Compromise Budget Contains $294 Million Spending Increase


According to the Office of Fiscal and Program Review, the budget deal backed by Senate Republicans and House Democrats would raise state spending by an astonishing $294 million over the next biennium.

A supposed “compromise” between Senate Republicans and House Democrats, the budget plan calls for $6,711,394,783 in state spending over the next biennium, which is an increase of roughly 4.58% over the current budget, and $130 million more than Governor LePage’s budget proposal.

$4 million of this new spending was reportedly tacked on during an around-the-clock budget negotiation late Friday night, and is comprised of numerous pet-projects and wasteful initiatives such as:

  • $1 million in funding for a workforce development bill sponsored by Speaker Mark Eves (D-North Berwick).
  • $1 million towards Federally Qualified Health Centers sponsored by Sen. Roger Katz (R-Augusta).
  • $352,452 for an educational opportunity program sponsored by Senate Minority Leader Justin Alfond (D-Portland).
  • $410,982 towards workforce development at Brunswick Landing sponsored by Sen. Stan Gerzofsky (D-Brunswick).


This willingness to accept higher spending is a sharp turnaround for Senate Republicans who have previously promised to reduce the size of government. Republicans campaigned tirelessly on themes of limited government and lower spending last election, and were even reportedly cool to Governor LePage’s recent budget proposal because it contained a spending increase.

In March, Senate Majority Leader Garret Mason explained that “Senate Republicans’ priorities this session are the same as those we campaigned on in 2014: ensuring Maine’s hardworking families are paying less in taxes and energy costs, and no longer seeing their hard-earned money being wasted by a bloated government.”

Mason also added that although the Governor’s budget would likely be changed by the Legislature’s budget committee, “Senate Republicans will be working to make sure those changes include a reduction in the cost and size of government, and an overall benefit to Maine’s hardworking families.”

The concessions of Maine Senate Republicans are also particularly surprising given the attention in recent weeks to cutting the income tax and reducing the tax burden on Maine citizens. Tax reform has been a major theme of this year’s legislative session for both parties, as even the Democrats put forth a budget proposal that contains income tax reductions.

The bi-partisan nature of the desire for tax reform has not only created a historic chance for tax reform, but has created an enormous expectation that Maine legislators will make a substantial effort to reduce the tax burden and provide relief to the people of Maine.

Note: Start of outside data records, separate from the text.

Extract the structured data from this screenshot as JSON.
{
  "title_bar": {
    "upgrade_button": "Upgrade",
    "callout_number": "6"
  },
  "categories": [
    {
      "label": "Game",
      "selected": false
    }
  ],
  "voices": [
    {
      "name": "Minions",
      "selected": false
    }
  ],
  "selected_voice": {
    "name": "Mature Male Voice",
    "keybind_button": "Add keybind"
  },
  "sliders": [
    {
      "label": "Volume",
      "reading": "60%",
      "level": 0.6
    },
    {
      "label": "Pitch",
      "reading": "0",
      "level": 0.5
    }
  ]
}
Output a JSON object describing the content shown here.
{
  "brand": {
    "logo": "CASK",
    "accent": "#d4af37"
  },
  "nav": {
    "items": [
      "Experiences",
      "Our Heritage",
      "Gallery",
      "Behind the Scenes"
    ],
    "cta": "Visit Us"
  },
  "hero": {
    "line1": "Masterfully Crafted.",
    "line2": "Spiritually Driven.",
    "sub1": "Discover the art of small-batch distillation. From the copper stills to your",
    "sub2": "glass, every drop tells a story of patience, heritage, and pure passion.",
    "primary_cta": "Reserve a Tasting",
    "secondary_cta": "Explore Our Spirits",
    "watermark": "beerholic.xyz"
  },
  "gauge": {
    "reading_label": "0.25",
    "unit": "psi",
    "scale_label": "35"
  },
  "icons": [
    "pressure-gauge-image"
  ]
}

Reducing the income tax has been shown to encourage economic growth, and would be a much needed move to make Maine a more attractive location for businesses and working individuals.

But unfortunately, the compromise budget plan announced late last week squanders this valuable opportunity for reform and ignores the desire for reducing the tax burden.

And to make matters worse, while Senate Republican leadership seems to have compromised and given in to the many expensive demands of Democrats, it seems that Democrats were less willing to do the same. The only major “victories” for conservatives in the deal are a constitutional amendment that would require a future income tax increase to be approved with a 2/3 legislative majority, and preserving the status quo on sales tax.

However, the constitutional amendment would still need to be ratified through a vote by Maine citizens, and every previous income tax increase has been approve by a 2/3 majority, even without that requirement.

Other components of the compromise budget plan reportedly include:

  • Lower funding levels than the ones proposed by Gov. LePage to stop the spread of illegal drugs in Maine.
  • Funding for illegal immigrants in the TANF and SNAP programs.
  • Funding for undocumented and illegal immigrants in the General Assistance program.


The other plan, promoted by House Republicans, attempts to tackle some of these problems. The House GOP compromise plan makes the following changes:

  • Reduces the income tax rate for the $8,650-$25,340 bracket to 5%.
  • Reduces the income tax rate for the $24,350 or higher bracket to 6.2%.
  • Exempts military pensions from the income tax.
  • Keeps the sales and use tax at 5.5%.
  • Repeals the estate tax in tax year 2017.
  • Maintains the Homestead Exemption as it is currently written.
  • Instructs each government Department to conduct a review of vacant positions that can be eliminated.


Lawmakers are statutorily required to submit a budget proposal to Governor LePage on June 18, or else shut down the state government.

It seems obvious at this point that neither budget solution offered by the appropriations committee will become law. As early as Friday, talks had already begun around “the next step” beyond the two proposed plans.

As those talks evolve, it will be critical for conservatives in Augusta to hold the line against spending increases, ensure that there are substantial income tax savings, and make certain that some welfare reform initiatives are included.

Tax less. Spend less. Waste less. A simple message.

Without these critical features, no deal will be worth agreeing to.